“The U.S. Constitution is crystal clear: state legislatures are responsible for drawing congressional maps, not state court judges, and certainly not with the aid of partisan political operatives,” Tim Moore, the Republican speaker of the North Carolina House of Representatives, said in March. His comment came after he launched an appeal of his state Supreme Court’s order redrawing the state’s electoral map against the wishes of the state’s GOP-majority legislature, according to The Epoch Times.
The case of Moore v. Harper was filed on March 17 after the Supreme Court of North Carolina required the state to redraw its existing congressional district maps for the 2022 primary and general elections. The respondent, Rebecca Harper, is one of 25 North Carolina voters involved in the case.
“It’s time to settle the elections clause once and for all,” Moore said.
The high court was scheduled to consider the petition on June 16. The next scheduled announcement of decisions on pending petitions is June 21. For a petition to be granted, at least four of the nine justices must agree.
Republicans emphasize the Constitution directly empowering the state’s legislatures to make the rules and conduct elections, state and presidential. However, the SCOUTS have never invoked the so-called Independent State Legislature Doctrine.
The elections clause in Article 1 states: “The Times, Places and Manner of holding Elections for Senators and Representatives, shall be prescribed in each State by the Legislature thereof.”
The clause on presidential electors in Article 2 states: “Each State shall appoint, in such Manner as the Legislature thereof may direct, a Number of Electors, equal to the whole Number of Senators and Representatives to which the State may be entitled in the Congress.”

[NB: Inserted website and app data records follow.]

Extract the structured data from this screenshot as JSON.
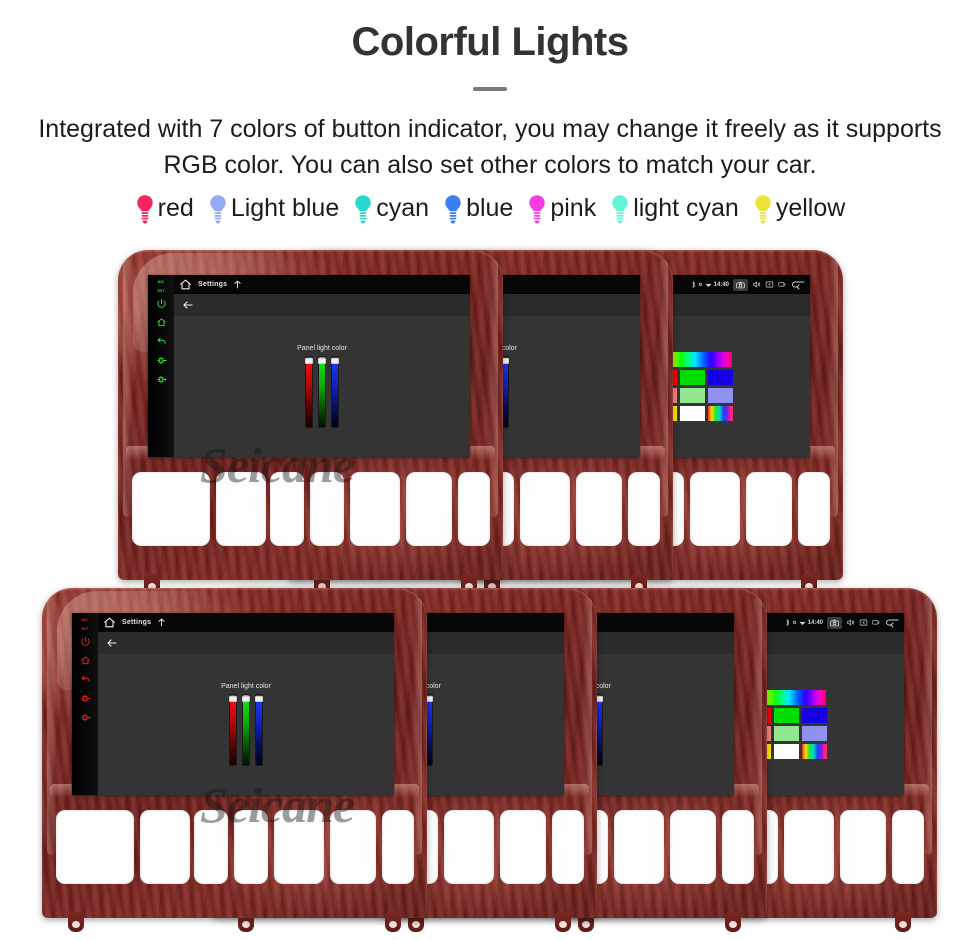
{
  "header": {
    "title": "Colorful Lights",
    "description": "Integrated with 7 colors of button indicator, you may change it freely as it supports RGB color. You can also set other colors to match your car."
  },
  "legend": {
    "items": [
      {
        "label": "red",
        "color": "#f5245f"
      },
      {
        "label": "Light blue",
        "color": "#93aaf5"
      },
      {
        "label": "cyan",
        "color": "#2ad6cd"
      },
      {
        "label": "blue",
        "color": "#3a7ff0"
      },
      {
        "label": "pink",
        "color": "#f73ce0"
      },
      {
        "label": "light cyan",
        "color": "#63f2da"
      },
      {
        "label": "yellow",
        "color": "#ebe23c"
      }
    ]
  },
  "watermark": "Seicane",
  "screen": {
    "statusbar": {
      "home_icon": "home-icon",
      "title": "Settings",
      "nav_icon": "navigation-icon",
      "clock": "14:40",
      "icons": [
        "bluetooth-icon",
        "location-icon",
        "wifi-icon",
        "screenshot-icon",
        "volume-icon",
        "back-box-icon",
        "recents-icon",
        "return-icon"
      ]
    },
    "actionbar": {
      "back_icon": "back-arrow-icon"
    },
    "panel": {
      "label": "Panel light color",
      "sliders": [
        {
          "name": "red-slider",
          "value": 100
        },
        {
          "name": "green-slider",
          "value": 100
        },
        {
          "name": "blue-slider",
          "value": 100
        }
      ]
    },
    "palette": {
      "gradient_strip": "rainbow-spectrum",
      "swatches": [
        "#ff0000",
        "#00dd00",
        "#1500e6",
        "#f98680",
        "#92e891",
        "#8f92f0",
        "#ffea00",
        "#ffffff",
        "rainbow"
      ]
    },
    "side_buttons": {
      "labels": [
        "MIC",
        "RST"
      ],
      "icons": [
        "power-icon",
        "home-icon",
        "back-icon",
        "volume-down-icon",
        "volume-up-icon"
      ]
    }
  },
  "units": [
    {
      "name": "unit-green-top",
      "button_color": "#2ff02f",
      "show_palette": false,
      "show_statusbar_right": false
    },
    {
      "name": "unit-blue-top",
      "button_color": "#4a5cf5",
      "show_palette": false,
      "show_statusbar_right": false
    },
    {
      "name": "unit-yellow-top",
      "button_color": "#ffd400",
      "show_palette": true,
      "show_statusbar_right": true
    },
    {
      "name": "unit-red-bottom",
      "button_color": "#ff1f1f",
      "show_palette": false,
      "show_statusbar_right": false
    },
    {
      "name": "unit-green-bottom",
      "button_color": "#2ff02f",
      "show_palette": false,
      "show_statusbar_right": false
    },
    {
      "name": "unit-blue-bottom",
      "button_color": "#2a4cff",
      "show_palette": false,
      "show_statusbar_right": false
    },
    {
      "name": "unit-red2-bottom",
      "button_color": "#ff2a2a",
      "show_palette": true,
      "show_statusbar_right": true
    }
  ]
}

According to the Epoch Times, four justices have indicated an interest in ruling on the doctrine. In contrast, three others cite Bush v. Gore, the case that resolved the disputed 2000 presidential election as to where the “doctrine” applied.
It is unclear when the opinion will be issued as the high court is working through a backlog of 18 opinions before they break for the summer.